Best time to visit
April to September for the good weather – or the 15th century in independent Ragusa (Dubrovnik).
Wandering through the walled medieval city of Dubrovnik – a rhapsody in limestone, cobbled streets and terracotta tiles.
Fossicking in Split, a city built around Roman Emperor Diocletian’s palace
Sunning yourself in the Venetian harbour town of Hvar, where the sun shines 300 days a year
Visiting the country’s surprisingly cosmopolitan capital, Zagreb
Watching the tumbling cascades at Plitvice Lakes National Park
Food and drink
Çevapcici (grilled, spiced meatballs), a Balkan classic: pasticada (beef stuffed and roasted in wine and spices).

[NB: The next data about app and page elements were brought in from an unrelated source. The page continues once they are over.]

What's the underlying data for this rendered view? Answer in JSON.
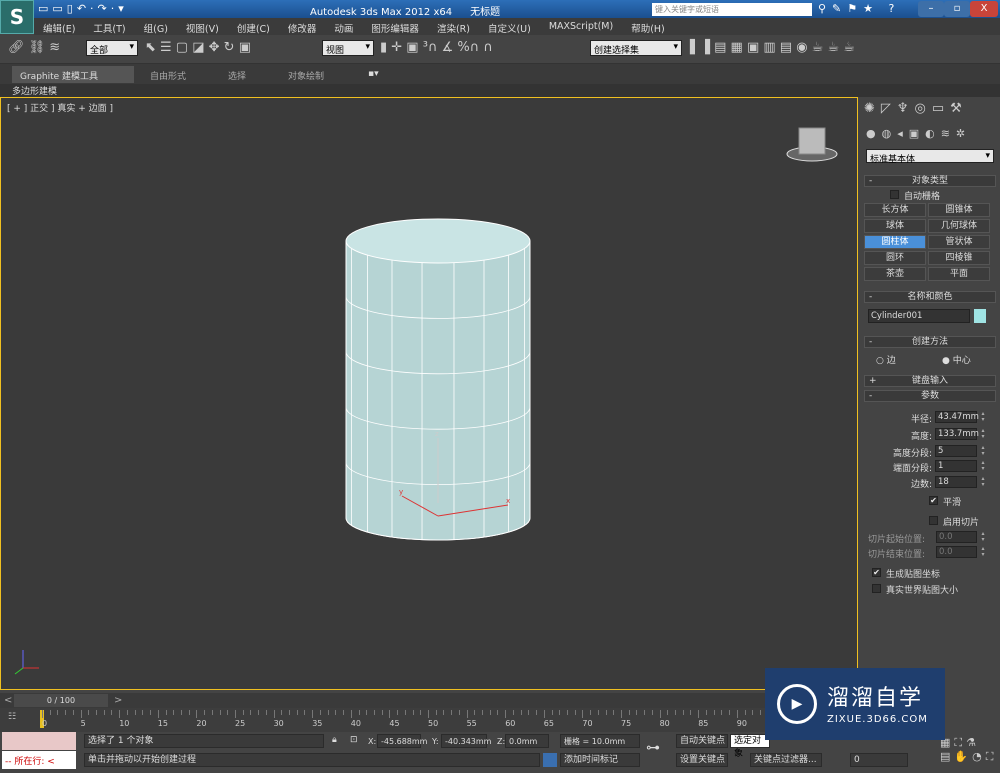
{
  "title": {
    "app": "Autodesk 3ds Max  2012 x64",
    "doc": "无标题",
    "search_placeholder": "键入关键字或短语",
    "logo": "S"
  },
  "menu": [
    "编辑(E)",
    "工具(T)",
    "组(G)",
    "视图(V)",
    "创建(C)",
    "修改器",
    "动画",
    "图形编辑器",
    "渲染(R)",
    "自定义(U)",
    "MAXScript(M)",
    "帮助(H)"
  ],
  "toolbar": {
    "selection_filter": "全部",
    "ref_coord": "视图",
    "named_selection": "创建选择集"
  },
  "ribbon": {
    "tabs": [
      "Graphite 建模工具",
      "自由形式",
      "选择",
      "对象绘制"
    ],
    "sub": "多边形建模"
  },
  "viewport": {
    "label": "[ + ] 正交 ] 真实 + 边面 ]"
  },
  "cmd": {
    "category": "标准基本体",
    "object_type": {
      "title": "对象类型",
      "auto_grid": "自动栅格",
      "buttons": [
        "长方体",
        "圆锥体",
        "球体",
        "几何球体",
        "圆柱体",
        "管状体",
        "圆环",
        "四棱锥",
        "茶壶",
        "平面"
      ],
      "selected": "圆柱体"
    },
    "name_color": {
      "title": "名称和颜色",
      "name": "Cylinder001",
      "color": "#9fe3e3"
    },
    "creation": {
      "title": "创建方法",
      "options": [
        "边",
        "中心"
      ],
      "selected": "中心"
    },
    "keyboard": {
      "title": "键盘输入"
    },
    "params": {
      "title": "参数",
      "radius_label": "半径:",
      "radius": "43.47mm",
      "height_label": "高度:",
      "height": "133.7mm",
      "hseg_label": "高度分段:",
      "hseg": "5",
      "cseg_label": "端面分段:",
      "cseg": "1",
      "sides_label": "边数:",
      "sides": "18",
      "smooth": "平滑",
      "smooth_checked": true,
      "slice": "启用切片",
      "slice_checked": false,
      "slice_from_label": "切片起始位置:",
      "slice_from": "0.0",
      "slice_to_label": "切片结束位置:",
      "slice_to": "0.0",
      "gen_map": "生成贴图坐标",
      "gen_map_checked": true,
      "real_world": "真实世界贴图大小",
      "real_world_checked": false
    }
  },
  "timeline": {
    "frame": "0 / 100",
    "ticks": [
      "0",
      "5",
      "10",
      "15",
      "20",
      "25",
      "30",
      "35",
      "40",
      "45",
      "50",
      "55",
      "60",
      "65",
      "70",
      "75",
      "80",
      "85",
      "90"
    ]
  },
  "status": {
    "selected": "选择了 1 个对象",
    "prompt": "单击并拖动以开始创建过程",
    "x_label": "X:",
    "x": "-45.688mm",
    "y_label": "Y:",
    "y": "-40.343mm",
    "z_label": "Z:",
    "z": "0.0mm",
    "grid": "栅格 = 10.0mm",
    "add_tag": "添加时间标记",
    "auto_key": "自动关键点",
    "set_key": "设置关键点",
    "selected_obj": "选定对象",
    "key_filter": "关键点过滤器...",
    "frame_value": "0",
    "listener": "所在行:"
  },
  "watermark": {
    "brand": "溜溜自学",
    "url": "ZIXUE.3D66.COM"
  }
}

Shakespeare’s Twelfth Night is set in Dalmatia – cravats and ballpoint pens were invented by Croatians, tere are few spotted dogs in Dalmatia.